Distinct FDI screening procedures for national security purposes have become an important investment policy tool in recent years, particularly in developed and emerging economies, reflecting rising political concerns in this area.
In recent years numerous countries have introduced new or reinforced existing mechanisms and procedures specifically dedicated to national security-related investment screening.
From January 2011 to September 2019, at least 13 countries introduced new regulatory frameworks. In addition, at least 45 significant amendments to existing screening systems were recorded in 15 jurisdictions in this period.
UNCTAD identified 28 jurisdictions that have such a distinct mechanism. Moreover, the European Union established an FDI screening cooperation system between the European Commission and the EU member states.
Also, the number of cases, where foreign investment has been blocked or did otherwise not materialize for national security reasons is rising.
UNCTAD identified at least twenty instances of planned foreign takeovers with a value exceeding $50 million that failed for these reasons in the period from 2016 to September 2019.

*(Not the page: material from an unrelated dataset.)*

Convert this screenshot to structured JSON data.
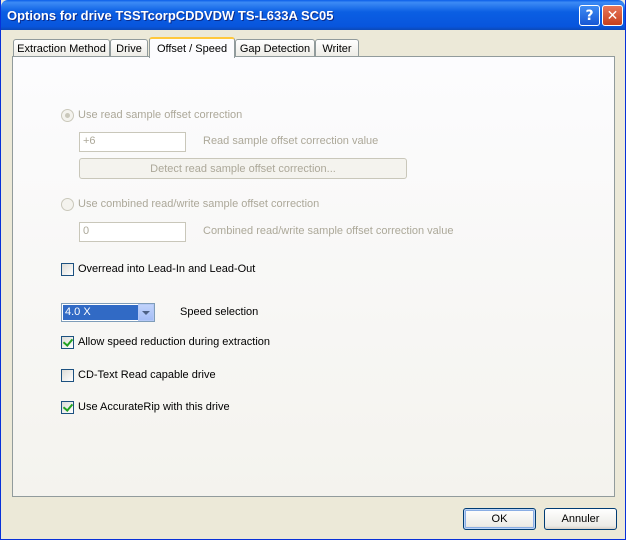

The aggregated value of these transactions amounts to more than $162,5 billion - with the lion's share falling into the last two years. For example, in 2018, the value stood at $150,6 billion - which was equivalent to 11.6 % of the total global FDI flows in that year.
These figures only reflect those cases and transactions for which information is publicly available.
Intergovernmental dialogue could address concerns that tighter investment screening for national security reasons might create new investment barriers.
It could also aim at identifying international best practices, thus strengthening the transparency and predictability of existing screening mechanisms.